Austonia AM
×
becomeMemberIcon

become a member

(City of Austin)

This story was updated at 11:30 p.m. with the final election results.

With all votes tallied, Council Member Leslie Pool has been re-elected to her District 7 seat on Austin City Council, with 67.25% of votes.


Her urbanist opponent Morgan Witt received 32.75% of votes.

District 7, which includes parts of north central Austin, is one of five of Austin City Council's 10 seats up for election this year. In her next term, Pool will be tasked with the ongoing rewrite of the city's land use code, making further cuts to the Austin Police Department's budget, and—with voter approval of Proposition A—implementing the $7.1 billion Project Connect transit plan.

As a council member, Pool's priorities have included environmental sustainability and preserving Austin neighborhoods' character. She supported the council's recent effort to reimagine public safety by reallocating police funds toward other city services as well as the decision to overturn the camping ban.

"My vote to decriminalize homelessness … was both a moral decision and a policy decision," she recently told Austonia.

Pool outraised her opponent by a wide margin, with around $63,000 in donations, compared to Witt's $18,000, according to the latest round of campaign finance reports.

Witt, a renter who claims to be the "truly progressive" candidate, supports improving mobility and reforming Austin's zoning code to allow for more diverse housing stock.

She supports the council's June 2019 decision to overturn the camping ban and told Austonia last month that, if elected, she would focus on freeing up housing assets for homeless residents in the short term and investing in homelessness prevention in the long term.

Travis County saw record voter turnout this election, with 40,530 District 7 residents casting a ballot in this year's race, compared to 29,757 in 2016.

Popular

(Stubb's Austin/Instagram)

After a long, long year without live music, Austin has waited patiently for a return that has finally come. Festivals are planning returns and even venues that adhered strictly to safety protocols during the pandemic are feeling safe enough to gather again in person.

Starting in just a few short days, you can finally enjoy what makes Austin, well, Austin again. Here are a few of the live shows to look forward to.

Keep Reading Show less

We asked you what you wanted and you told us. More newsletter!

Austonia launched its new and improved newsletter today. You can expect:

  • 100% Austin news, info and entertainment
  • Sent straight to your inbox at 6 a.m. every morning
  • In 5 minutes or less, you're fully informed and ready for a great day

Sign up here:

Austin has been on the fast-track to growth for 10 years, according to Census data. (Stuart Seeger/CC)

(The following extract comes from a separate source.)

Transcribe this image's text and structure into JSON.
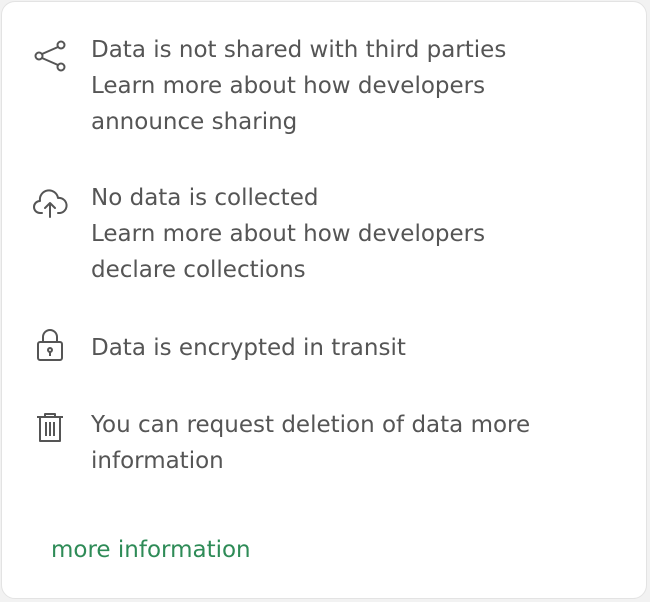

Austin is on a rollercoaster that only goes up, according to the new U.S. Census Bureau data that says the city has been the fastest-growing large metropolitan area in the U.S. for a full 10 years.

Keep Reading Show less